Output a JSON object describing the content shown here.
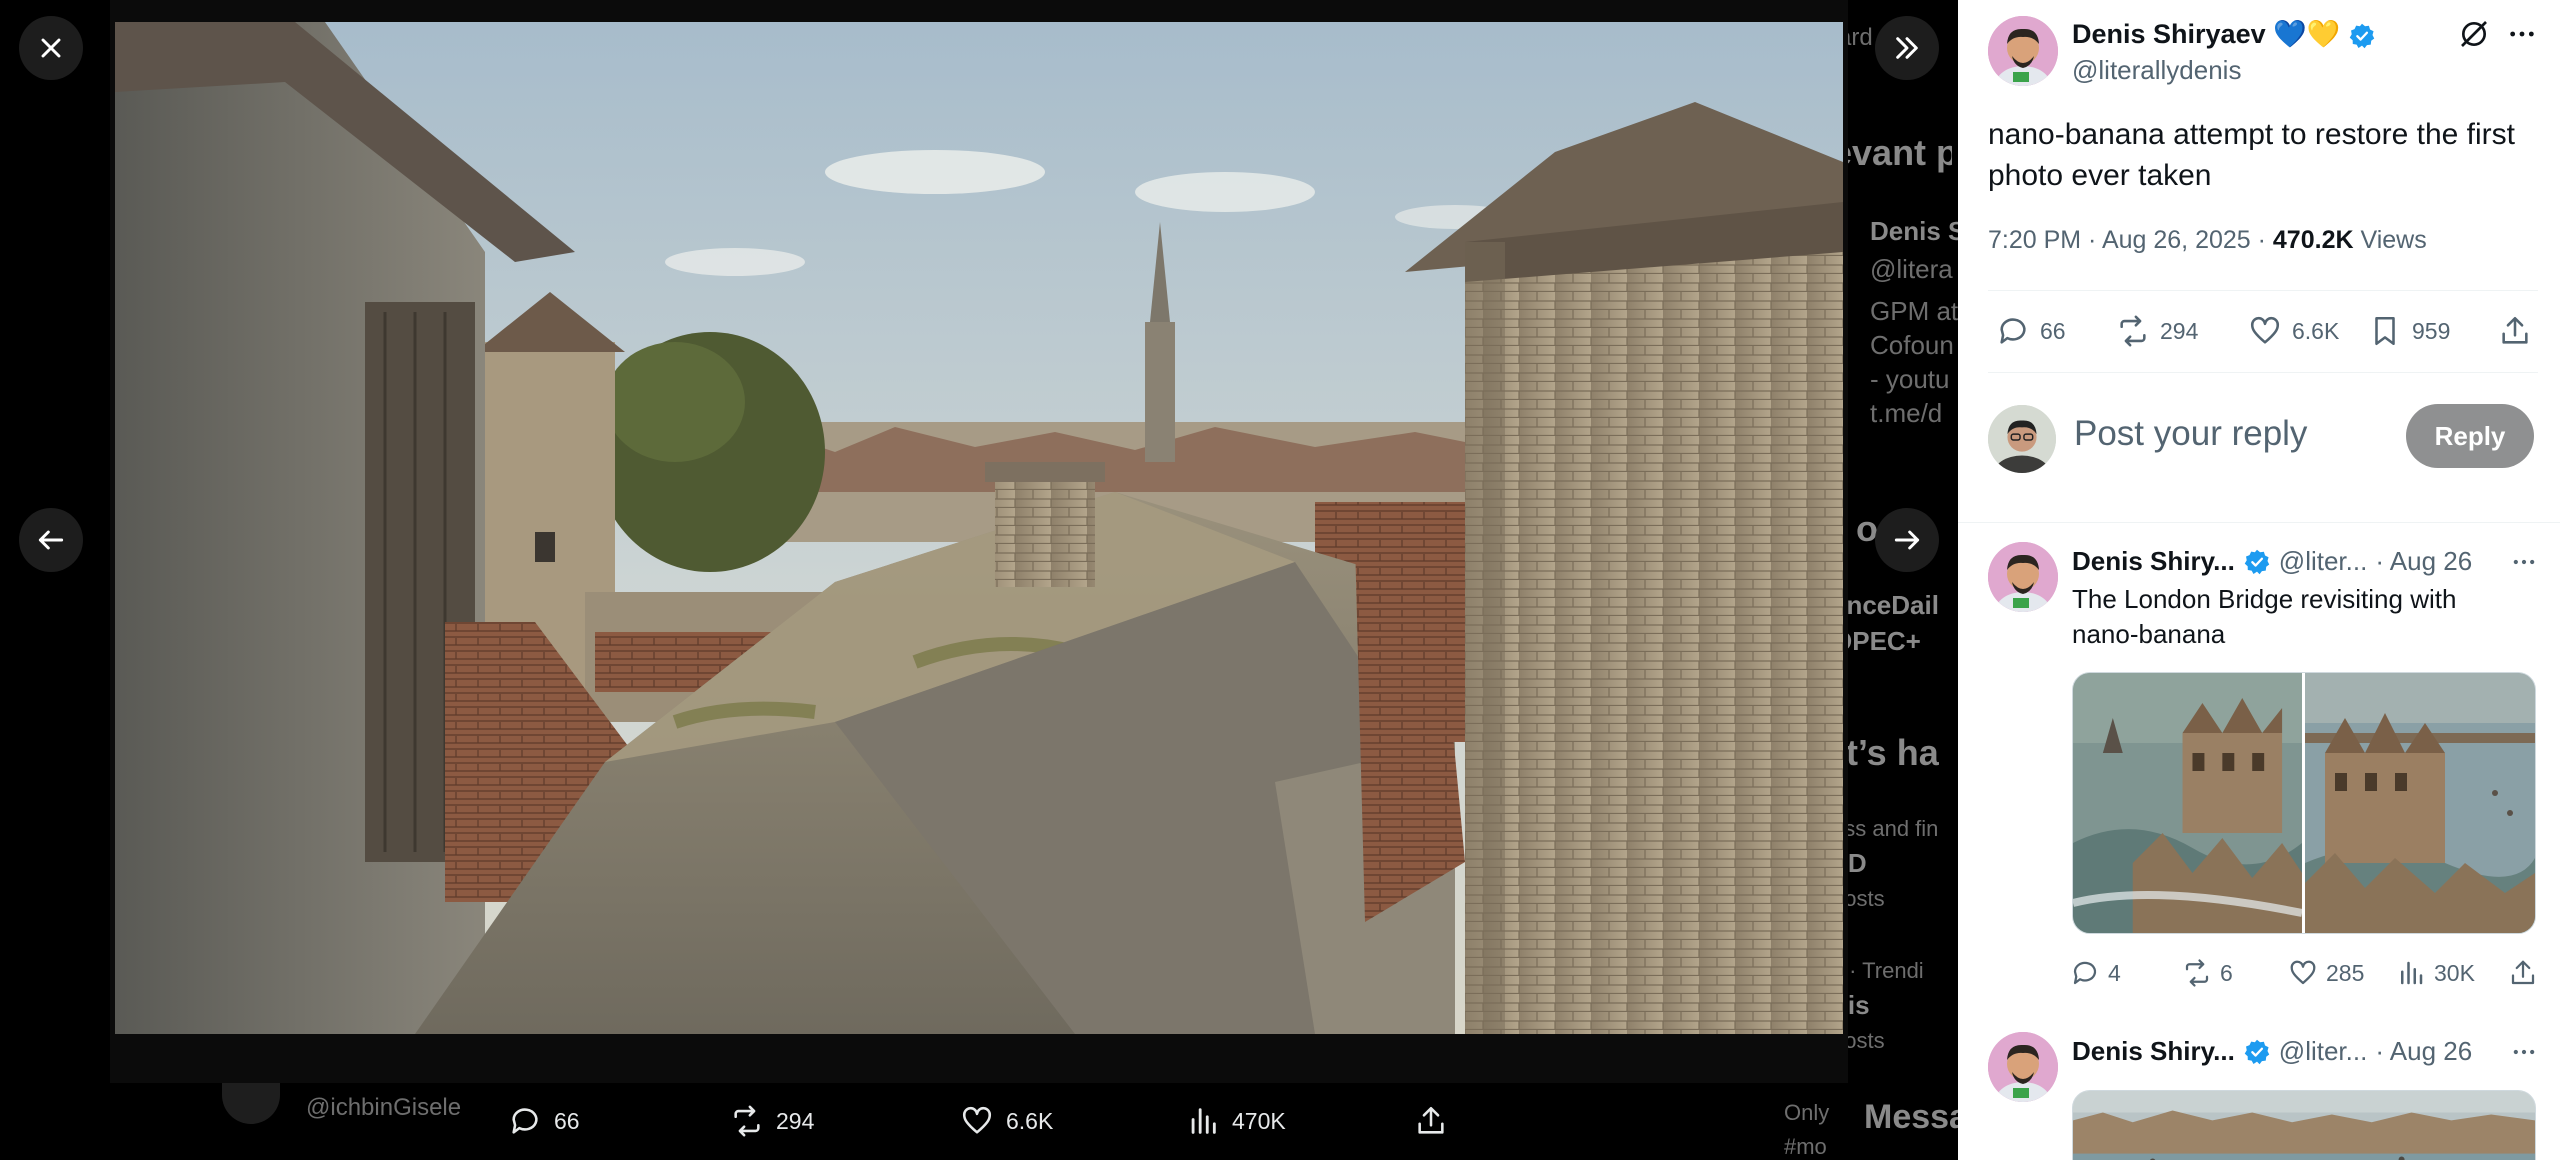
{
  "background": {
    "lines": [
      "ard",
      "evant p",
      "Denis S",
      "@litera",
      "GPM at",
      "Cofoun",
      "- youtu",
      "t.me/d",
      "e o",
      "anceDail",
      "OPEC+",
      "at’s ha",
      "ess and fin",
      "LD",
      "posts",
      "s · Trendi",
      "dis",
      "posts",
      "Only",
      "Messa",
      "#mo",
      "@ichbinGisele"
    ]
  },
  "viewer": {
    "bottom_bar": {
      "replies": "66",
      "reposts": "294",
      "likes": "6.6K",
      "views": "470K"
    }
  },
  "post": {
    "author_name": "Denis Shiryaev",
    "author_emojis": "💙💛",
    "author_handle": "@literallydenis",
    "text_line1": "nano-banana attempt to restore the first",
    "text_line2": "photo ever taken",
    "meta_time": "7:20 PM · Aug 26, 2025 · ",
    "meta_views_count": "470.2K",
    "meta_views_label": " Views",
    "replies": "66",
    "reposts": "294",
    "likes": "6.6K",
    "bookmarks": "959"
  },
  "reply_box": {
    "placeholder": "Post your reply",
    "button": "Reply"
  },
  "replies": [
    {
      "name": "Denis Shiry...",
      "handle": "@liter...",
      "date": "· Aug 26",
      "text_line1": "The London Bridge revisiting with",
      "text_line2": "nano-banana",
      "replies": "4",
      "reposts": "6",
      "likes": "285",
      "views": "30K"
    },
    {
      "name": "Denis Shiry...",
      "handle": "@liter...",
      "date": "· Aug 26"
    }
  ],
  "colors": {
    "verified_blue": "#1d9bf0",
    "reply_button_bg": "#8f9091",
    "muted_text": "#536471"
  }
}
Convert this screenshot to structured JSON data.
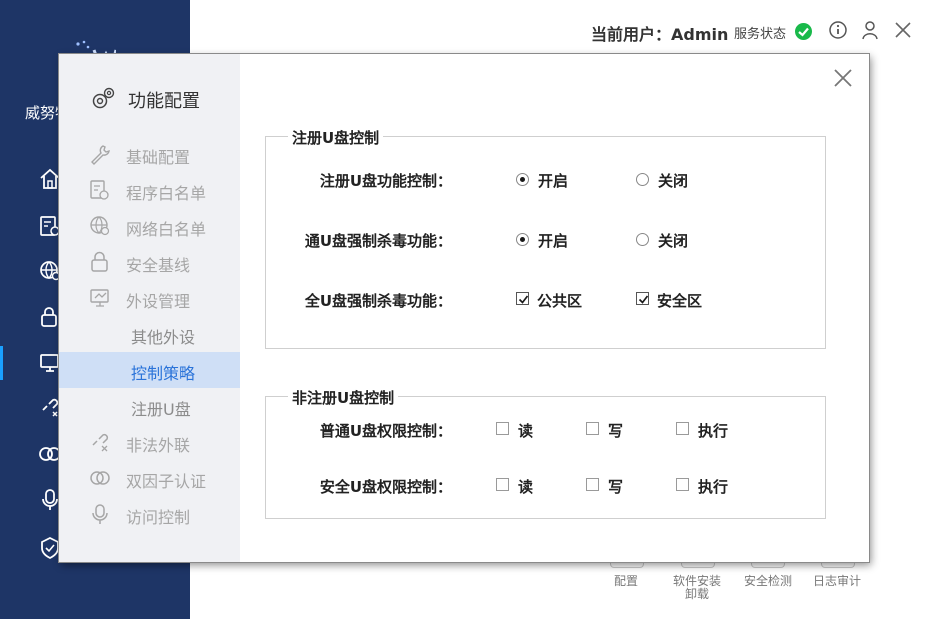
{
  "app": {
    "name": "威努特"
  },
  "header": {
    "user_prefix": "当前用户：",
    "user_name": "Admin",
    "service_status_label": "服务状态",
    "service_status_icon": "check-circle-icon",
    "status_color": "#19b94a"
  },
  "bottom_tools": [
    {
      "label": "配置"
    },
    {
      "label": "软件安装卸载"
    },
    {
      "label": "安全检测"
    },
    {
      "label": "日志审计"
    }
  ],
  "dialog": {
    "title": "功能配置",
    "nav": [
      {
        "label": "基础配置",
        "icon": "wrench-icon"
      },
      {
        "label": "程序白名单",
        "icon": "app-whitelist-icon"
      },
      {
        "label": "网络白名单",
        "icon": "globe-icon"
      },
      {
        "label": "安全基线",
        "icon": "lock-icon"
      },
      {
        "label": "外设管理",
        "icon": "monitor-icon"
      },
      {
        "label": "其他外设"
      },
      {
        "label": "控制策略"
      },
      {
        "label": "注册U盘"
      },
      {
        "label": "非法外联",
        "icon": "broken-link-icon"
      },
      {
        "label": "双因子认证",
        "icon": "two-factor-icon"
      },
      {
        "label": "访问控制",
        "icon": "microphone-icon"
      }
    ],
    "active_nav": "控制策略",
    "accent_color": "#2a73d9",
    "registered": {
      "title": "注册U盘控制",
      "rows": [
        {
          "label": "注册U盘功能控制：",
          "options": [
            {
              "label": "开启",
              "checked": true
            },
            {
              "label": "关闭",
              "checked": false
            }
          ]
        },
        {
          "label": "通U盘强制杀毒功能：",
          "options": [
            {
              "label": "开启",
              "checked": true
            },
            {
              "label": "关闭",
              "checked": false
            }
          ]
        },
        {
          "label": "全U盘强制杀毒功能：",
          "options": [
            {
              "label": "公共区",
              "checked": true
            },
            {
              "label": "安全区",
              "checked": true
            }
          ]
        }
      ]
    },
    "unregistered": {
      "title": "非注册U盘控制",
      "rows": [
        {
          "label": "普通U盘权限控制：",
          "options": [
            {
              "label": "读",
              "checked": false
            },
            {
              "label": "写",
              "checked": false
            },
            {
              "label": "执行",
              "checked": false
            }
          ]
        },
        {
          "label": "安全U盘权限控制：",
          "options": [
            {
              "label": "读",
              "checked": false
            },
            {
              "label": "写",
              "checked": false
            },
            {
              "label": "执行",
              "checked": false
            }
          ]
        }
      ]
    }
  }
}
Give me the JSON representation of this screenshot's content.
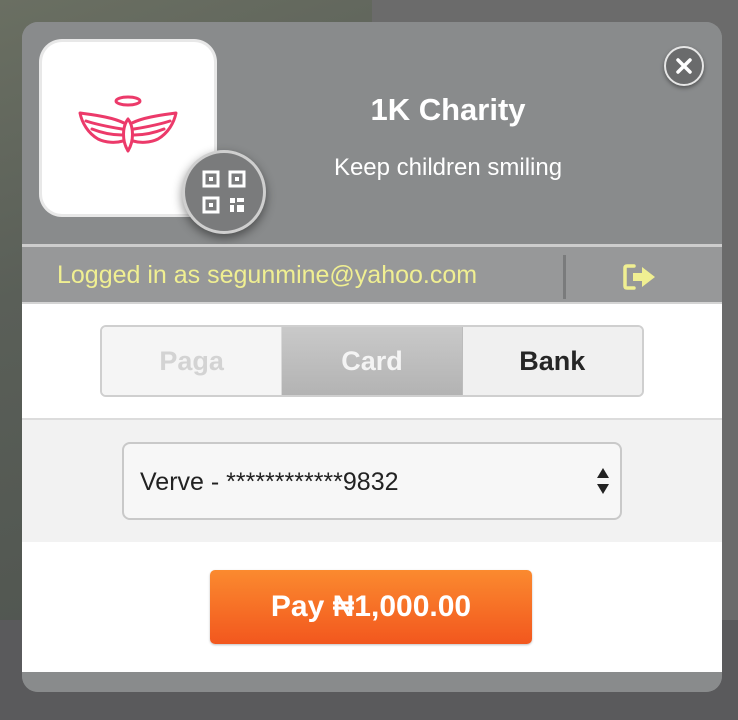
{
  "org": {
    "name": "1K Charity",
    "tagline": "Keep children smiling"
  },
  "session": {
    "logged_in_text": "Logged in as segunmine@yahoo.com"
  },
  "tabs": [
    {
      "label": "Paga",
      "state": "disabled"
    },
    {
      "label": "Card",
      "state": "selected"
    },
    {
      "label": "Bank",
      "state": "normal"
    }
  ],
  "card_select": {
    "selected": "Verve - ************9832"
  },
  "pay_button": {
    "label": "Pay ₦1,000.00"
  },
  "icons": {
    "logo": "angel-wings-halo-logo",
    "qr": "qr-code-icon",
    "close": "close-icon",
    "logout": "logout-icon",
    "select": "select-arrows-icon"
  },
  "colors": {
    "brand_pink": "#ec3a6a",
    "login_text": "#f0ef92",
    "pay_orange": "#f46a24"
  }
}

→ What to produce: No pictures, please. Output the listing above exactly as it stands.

→ Answer:
Output a JSON object describing the content shown here.
{
  "background": {
    "lines": [
      "ard",
      "evant p",
      "Denis S",
      "@litera",
      "GPM at",
      "Cofoun",
      "- youtu",
      "t.me/d",
      "e o",
      "anceDail",
      "OPEC+",
      "at’s ha",
      "ess and fin",
      "LD",
      "posts",
      "s · Trendi",
      "dis",
      "posts",
      "Only",
      "Messa",
      "#mo",
      "@ichbinGisele"
    ]
  },
  "viewer": {
    "bottom_bar": {
      "replies": "66",
      "reposts": "294",
      "likes": "6.6K",
      "views": "470K"
    }
  },
  "post": {
    "author_name": "Denis Shiryaev",
    "author_emojis": "💙💛",
    "author_handle": "@literallydenis",
    "text_line1": "nano-banana attempt to restore the first",
    "text_line2": "photo ever taken",
    "meta_time": "7:20 PM · Aug 26, 2025 · ",
    "meta_views_count": "470.2K",
    "meta_views_label": " Views",
    "replies": "66",
    "reposts": "294",
    "likes": "6.6K",
    "bookmarks": "959"
  },
  "reply_box": {
    "placeholder": "Post your reply",
    "button": "Reply"
  },
  "replies": [
    {
      "name": "Denis Shiry...",
      "handle": "@liter...",
      "date": "· Aug 26",
      "text_line1": "The London Bridge revisiting with",
      "text_line2": "nano-banana",
      "replies": "4",
      "reposts": "6",
      "likes": "285",
      "views": "30K"
    },
    {
      "name": "Denis Shiry...",
      "handle": "@liter...",
      "date": "· Aug 26"
    }
  ],
  "colors": {
    "verified_blue": "#1d9bf0",
    "reply_button_bg": "#8f9091",
    "muted_text": "#536471"
  }
}
Convert this screenshot to structured JSON data.
{
  "app": {
    "name": "威努特"
  },
  "header": {
    "user_prefix": "当前用户：",
    "user_name": "Admin",
    "service_status_label": "服务状态",
    "service_status_icon": "check-circle-icon",
    "status_color": "#19b94a"
  },
  "bottom_tools": [
    {
      "label": "配置"
    },
    {
      "label": "软件安装卸载"
    },
    {
      "label": "安全检测"
    },
    {
      "label": "日志审计"
    }
  ],
  "dialog": {
    "title": "功能配置",
    "nav": [
      {
        "label": "基础配置",
        "icon": "wrench-icon"
      },
      {
        "label": "程序白名单",
        "icon": "app-whitelist-icon"
      },
      {
        "label": "网络白名单",
        "icon": "globe-icon"
      },
      {
        "label": "安全基线",
        "icon": "lock-icon"
      },
      {
        "label": "外设管理",
        "icon": "monitor-icon"
      },
      {
        "label": "其他外设"
      },
      {
        "label": "控制策略"
      },
      {
        "label": "注册U盘"
      },
      {
        "label": "非法外联",
        "icon": "broken-link-icon"
      },
      {
        "label": "双因子认证",
        "icon": "two-factor-icon"
      },
      {
        "label": "访问控制",
        "icon": "microphone-icon"
      }
    ],
    "active_nav": "控制策略",
    "accent_color": "#2a73d9",
    "registered": {
      "title": "注册U盘控制",
      "rows": [
        {
          "label": "注册U盘功能控制：",
          "options": [
            {
              "label": "开启",
              "checked": true
            },
            {
              "label": "关闭",
              "checked": false
            }
          ]
        },
        {
          "label": "通U盘强制杀毒功能：",
          "options": [
            {
              "label": "开启",
              "checked": true
            },
            {
              "label": "关闭",
              "checked": false
            }
          ]
        },
        {
          "label": "全U盘强制杀毒功能：",
          "options": [
            {
              "label": "公共区",
              "checked": true
            },
            {
              "label": "安全区",
              "checked": true
            }
          ]
        }
      ]
    },
    "unregistered": {
      "title": "非注册U盘控制",
      "rows": [
        {
          "label": "普通U盘权限控制：",
          "options": [
            {
              "label": "读",
              "checked": false
            },
            {
              "label": "写",
              "checked": false
            },
            {
              "label": "执行",
              "checked": false
            }
          ]
        },
        {
          "label": "安全U盘权限控制：",
          "options": [
            {
              "label": "读",
              "checked": false
            },
            {
              "label": "写",
              "checked": false
            },
            {
              "label": "执行",
              "checked": false
            }
          ]
        }
      ]
    }
  }
}
Give me the JSON representation of this screenshot's content.
{
  "org": {
    "name": "1K Charity",
    "tagline": "Keep children smiling"
  },
  "session": {
    "logged_in_text": "Logged in as segunmine@yahoo.com"
  },
  "tabs": [
    {
      "label": "Paga",
      "state": "disabled"
    },
    {
      "label": "Card",
      "state": "selected"
    },
    {
      "label": "Bank",
      "state": "normal"
    }
  ],
  "card_select": {
    "selected": "Verve - ************9832"
  },
  "pay_button": {
    "label": "Pay ₦1,000.00"
  },
  "icons": {
    "logo": "angel-wings-halo-logo",
    "qr": "qr-code-icon",
    "close": "close-icon",
    "logout": "logout-icon",
    "select": "select-arrows-icon"
  },
  "colors": {
    "brand_pink": "#ec3a6a",
    "login_text": "#f0ef92",
    "pay_orange": "#f46a24"
  }
}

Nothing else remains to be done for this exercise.